Let’s face it, the emperor has no clothes.

But those of us who are concerned about the welfare of our neighbourhoods, communities, and our countries don’t have to subscribe to the narrative of political opportunism, vitriol, and sensationalism. Especially those of us in the church of Jesus. In fact, if we take our Savior seriously, we absolutely cannot. Love your enemies. Do good to those who hate you. There are no caveats here. No exceptions. No footnotes or small print.

The words of both Paul and Jesus invite us into a different, more life-giving narrative. Think of the apostle’s words from the passage above from Romans: Do not be conquered by evil, but conquer evil with good. Those supposed followers of Jesus who stormed the Capitol or who sought revenge by impeaching a president whose term is basically over reveals hearts that have indeed been conquered by evil. One of the worst kinds of evil is that which is thoroughly convinced of its righteousness. It’s the kind of evil that seeks potentially good ends but by whatever means available.

Eugene H. Peterson, in his book The Jesus Way: A Conversation on the Ways That Jesus Is the Way, says this: “The North American church at present is conspicuous for replacing the Jesus way with the American way.” In this book he talks about how means and ends need to be congruent when we talk about following Jesus.

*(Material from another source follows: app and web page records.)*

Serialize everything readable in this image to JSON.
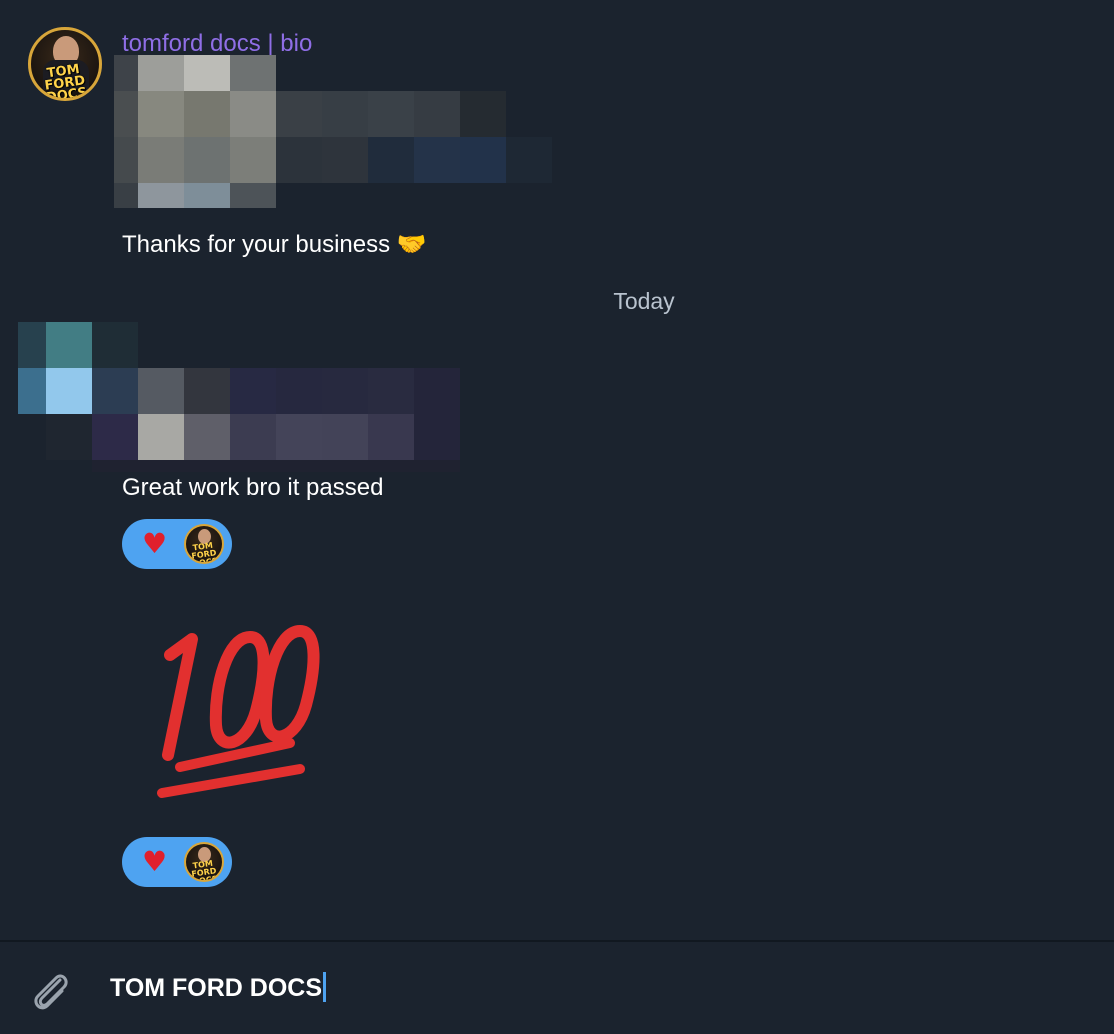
{
  "chat": {
    "sender_name": "tomford docs | bio",
    "avatar_label": "TOM FORD DOCS",
    "messages": [
      {
        "text": "Thanks for your business 🤝"
      },
      {
        "text": "Great work bro it passed"
      }
    ],
    "date_separator": "Today",
    "reactions": [
      {
        "emoji": "♥"
      },
      {
        "emoji": "♥"
      }
    ],
    "sticker": "💯"
  },
  "composer": {
    "input_value": "TOM FORD DOCS",
    "attach_icon": "paperclip-icon"
  },
  "colors": {
    "background": "#1b232e",
    "sender": "#8f6ee6",
    "reaction_bg": "#4ea3f1",
    "caret": "#4ea3f1"
  }
}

He says it better: “To follow Jesus implies that we enter into a way of life that is given character and shape and direction by the one who calls us.”

Living by a different narrative, one shaped by life in the kingdom and following Jesus, means unsubscribing to the idea that politics–the ways of conducting ourselves as a community and seeking the common good–necessarily involves hating our enemies and doing whatever we can to defeat them. More than that, if succeeding in politics and having our way–even if we think it’s the best way–means we have to plunge our souls into this abyss, we’re actually better off losing the political fight. Jesus, after all, did say something about losing our lives in order to save them. In his kingdom victory may well look like defeat, but perhaps recognizing this is the start of not only saving our souls but loving our enemies.